* _Exercise brief_
Scan the material for the word "models", then return every line where it appears.

++++ Available records

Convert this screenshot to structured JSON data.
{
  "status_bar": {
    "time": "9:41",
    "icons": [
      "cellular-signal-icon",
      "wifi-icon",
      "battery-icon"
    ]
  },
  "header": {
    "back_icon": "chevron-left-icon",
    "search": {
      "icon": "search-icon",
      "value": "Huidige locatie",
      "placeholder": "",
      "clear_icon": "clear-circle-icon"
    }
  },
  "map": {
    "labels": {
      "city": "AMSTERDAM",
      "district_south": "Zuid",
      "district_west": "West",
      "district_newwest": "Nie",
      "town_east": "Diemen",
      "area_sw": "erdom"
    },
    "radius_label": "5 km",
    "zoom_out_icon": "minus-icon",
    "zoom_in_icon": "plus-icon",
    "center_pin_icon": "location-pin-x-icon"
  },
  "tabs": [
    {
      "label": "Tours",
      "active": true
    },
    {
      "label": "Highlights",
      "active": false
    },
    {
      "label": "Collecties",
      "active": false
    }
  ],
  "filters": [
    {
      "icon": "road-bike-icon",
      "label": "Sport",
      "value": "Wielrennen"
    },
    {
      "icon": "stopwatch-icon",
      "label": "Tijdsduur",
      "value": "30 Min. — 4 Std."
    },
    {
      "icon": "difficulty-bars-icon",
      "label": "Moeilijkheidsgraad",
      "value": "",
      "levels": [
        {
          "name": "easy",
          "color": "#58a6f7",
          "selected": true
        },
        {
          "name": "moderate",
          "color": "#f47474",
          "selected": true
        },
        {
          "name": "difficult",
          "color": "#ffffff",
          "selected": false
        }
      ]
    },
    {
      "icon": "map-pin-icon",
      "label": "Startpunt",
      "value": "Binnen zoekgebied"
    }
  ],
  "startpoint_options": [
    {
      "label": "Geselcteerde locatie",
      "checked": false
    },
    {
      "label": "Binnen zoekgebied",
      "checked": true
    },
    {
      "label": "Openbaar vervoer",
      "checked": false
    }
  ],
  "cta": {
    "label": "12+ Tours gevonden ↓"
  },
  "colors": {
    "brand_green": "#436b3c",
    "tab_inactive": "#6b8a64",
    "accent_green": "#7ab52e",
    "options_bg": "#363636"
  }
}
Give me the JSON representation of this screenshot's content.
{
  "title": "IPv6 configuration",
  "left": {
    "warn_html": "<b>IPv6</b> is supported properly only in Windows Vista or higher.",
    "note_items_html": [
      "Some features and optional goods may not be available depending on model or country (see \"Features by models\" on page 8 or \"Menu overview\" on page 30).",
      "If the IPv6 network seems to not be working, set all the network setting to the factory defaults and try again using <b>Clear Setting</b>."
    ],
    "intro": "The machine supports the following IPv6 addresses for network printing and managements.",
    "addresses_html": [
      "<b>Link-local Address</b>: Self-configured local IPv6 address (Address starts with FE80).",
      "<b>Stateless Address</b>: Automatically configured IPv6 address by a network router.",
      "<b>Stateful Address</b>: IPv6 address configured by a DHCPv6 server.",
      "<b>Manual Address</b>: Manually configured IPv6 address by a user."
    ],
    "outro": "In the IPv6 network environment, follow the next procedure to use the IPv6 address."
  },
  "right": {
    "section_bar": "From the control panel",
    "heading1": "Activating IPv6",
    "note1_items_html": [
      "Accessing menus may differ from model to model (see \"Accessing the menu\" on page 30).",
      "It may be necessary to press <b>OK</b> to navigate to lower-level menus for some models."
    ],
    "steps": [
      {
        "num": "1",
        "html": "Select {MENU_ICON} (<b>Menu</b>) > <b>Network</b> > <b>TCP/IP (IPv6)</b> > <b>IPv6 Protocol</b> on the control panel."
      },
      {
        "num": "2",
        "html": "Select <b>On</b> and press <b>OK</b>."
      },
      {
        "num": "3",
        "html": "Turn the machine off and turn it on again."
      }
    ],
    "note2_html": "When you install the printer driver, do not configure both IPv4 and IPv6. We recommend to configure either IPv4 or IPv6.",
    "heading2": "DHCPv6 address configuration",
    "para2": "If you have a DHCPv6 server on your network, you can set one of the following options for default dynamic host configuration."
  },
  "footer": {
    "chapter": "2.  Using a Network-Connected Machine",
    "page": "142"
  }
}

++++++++

* _Task solution_
      "Some features and optional goods may not be available depending on model or country (see \"Features by models\" on page 8 or \"Menu overview\" on page 30).",
      "It may be necessary to press <b>OK</b> to navigate to lower-level menus for some models."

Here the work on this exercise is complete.